P942: General chemistry course redesign projects at the University of New Mexico

Author: Sarah Toews Keating, University of New Mexico, USA

Co-Author: K. Joseph Ho and Sushilla Knottenbelt, University of New Mexico, USA

Date: 8/6/14

Time: 5:15 PM6:30 PM

Room: LIB

Related Symposium: S33

The general chemistry courses, CHEM 121 &122, are key gateway courses for STEM majors and are required by over 20 different degree programs at UNM. They are also frequently on the UNM ‘killer course’ list, with between 20 and 50% of students not succeeding and hence unable to progress in their STEM fields. We started the redesign effort with the support of UNM STEM Gateway Program in 2012 for CHEM 122 to improve student understanding of and engagement with course material, by developing resources to support active learning. The preliminary assessments from the test and control groups indicated significant conceptual learning gains in the fall semester of 2012. We therefore extended our efforts to CHEM 121 in 2013. This presentation describes the strategies of our reformed projects, assessment data from both redesigned courses, and faculty experiences in making the transition from teacher-centered to student-centered classrooms.

P386: How classroom environment affects student-centered learning

Author: Sushilla Knottenbelt, University of New Mexico, USA


Date: 8/4/14

Time: 6:00 PM7:15 PM

Room: KC

Related Symposium: S33

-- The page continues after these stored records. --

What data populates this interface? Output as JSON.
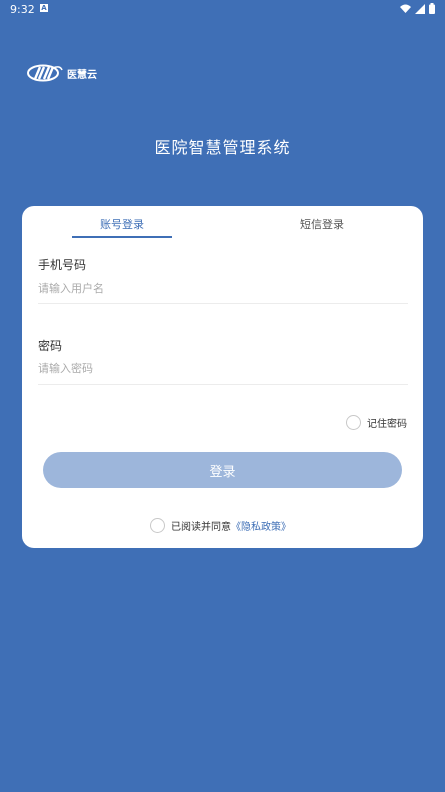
{
  "status": {
    "time": "9:32",
    "notification_icon": "A"
  },
  "logo": {
    "text": "医慧云"
  },
  "app_title": "医院智慧管理系统",
  "tabs": [
    {
      "label": "账号登录",
      "active": true
    },
    {
      "label": "短信登录",
      "active": false
    }
  ],
  "form": {
    "phone_label": "手机号码",
    "phone_placeholder": "请输入用户名",
    "password_label": "密码",
    "password_placeholder": "请输入密码",
    "remember_label": "记住密码",
    "login_label": "登录"
  },
  "agreement": {
    "text": "已阅读并同意",
    "link": "《隐私政策》"
  },
  "colors": {
    "background": "#3f6fb6",
    "accent": "#3f6fb6",
    "button_disabled": "#9db6db"
  }
}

A wide body of evidence shows that active learning techniques improve student engagement and achievement. Active learning is being used more widely in science teaching and has been implemented in diverse settings from large fixed-seat lecture halls to small learning studios specifically designed for collaboration. This presentation explores the impact that the classroom environment has on student engagement, achievement, and retention in general chemistry when active learning techniques are used by a single instructor in a large fixed seat lecture hall (290 students), a small learning studio (51 students) and a large learning studio (126 students). Preliminary data include comparisons of attendance, homework scores, exam scores, a pre- and post-concept inventory, as well as final grades and retention. Student attitudes to active learning in the three different classroom environments are also compared.